_Required action:_ Show all the lines in the data below that include the word "time".

(Interface dataset entries)
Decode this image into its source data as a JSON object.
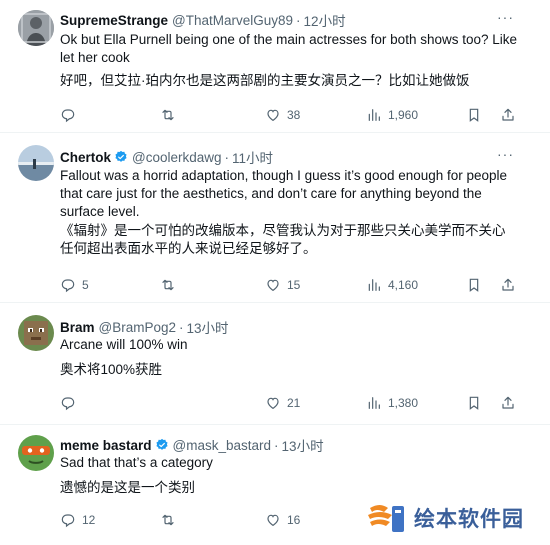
{
  "tweets": [
    {
      "name": "SupremeStrange",
      "handle": "@ThatMarvelGuy89",
      "dot": "·",
      "time": "12小时",
      "verified": false,
      "text_en": "Ok but Ella Purnell being one of the main actresses for both shows too? Like let her cook",
      "text_zh": "好吧，但艾拉·珀内尔也是这两部剧的主要女演员之一？比如让她做饭",
      "reply_count": "",
      "retweet_count": "",
      "like_count": "38",
      "view_count": "1,960"
    },
    {
      "name": "Chertok",
      "handle": "@coolerkdawg",
      "dot": "·",
      "time": "11小时",
      "verified": true,
      "text_en": "Fallout was a horrid adaptation, though I guess it’s good enough for people that care just for the aesthetics, and don’t care for anything beyond the surface level.",
      "text_zh": "《辐射》是一个可怕的改编版本，尽管我认为对于那些只关心美学而不关心任何超出表面水平的人来说已经足够好了。",
      "reply_count": "5",
      "retweet_count": "",
      "like_count": "15",
      "view_count": "4,160"
    },
    {
      "name": "Bram",
      "handle": "@BramPog2",
      "dot": "·",
      "time": "13小时",
      "verified": false,
      "text_en": "Arcane will 100% win",
      "text_zh": "奥术将100%获胜",
      "reply_count": "",
      "retweet_count": "",
      "like_count": "21",
      "view_count": "1,380"
    },
    {
      "name": "meme bastard",
      "handle": "@mask_bastard",
      "dot": "·",
      "time": "13小时",
      "verified": true,
      "text_en": "Sad that that’s a category",
      "text_zh": "遗憾的是这是一个类别",
      "reply_count": "12",
      "retweet_count": "",
      "like_count": "16",
      "view_count": ""
    }
  ],
  "more_glyph": "···",
  "watermark": {
    "text": "绘本软件园"
  },
  "colors": {
    "secondary": "#536471",
    "verified": "#1d9bf0",
    "text": "#0f1419",
    "divider": "#eff3f4"
  },
  "icons": [
    "reply-icon",
    "retweet-icon",
    "like-icon",
    "views-icon",
    "bookmark-icon",
    "share-icon",
    "more-icon",
    "verified-icon"
  ]
}
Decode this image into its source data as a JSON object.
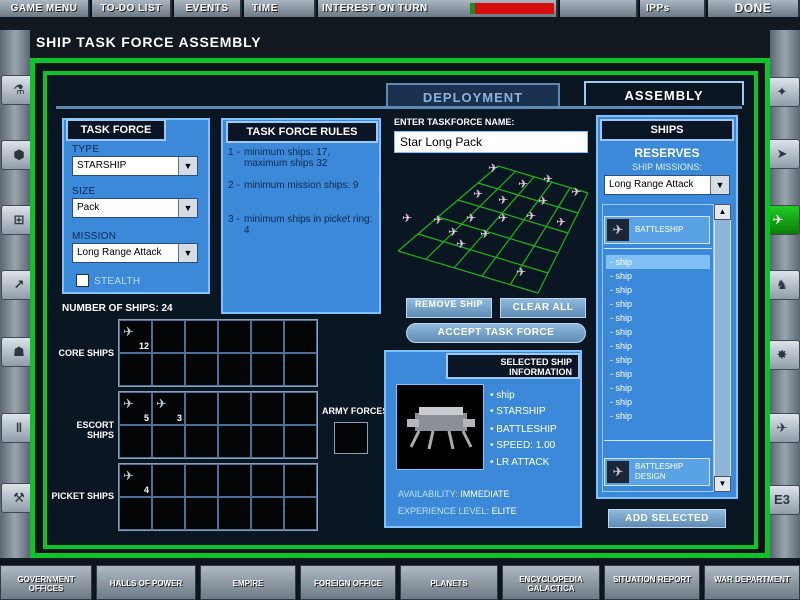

_Solution for this task:_
      "time": "12小时",
      "time": "11小时",
      "time": "13小时",
      "time": "13小时",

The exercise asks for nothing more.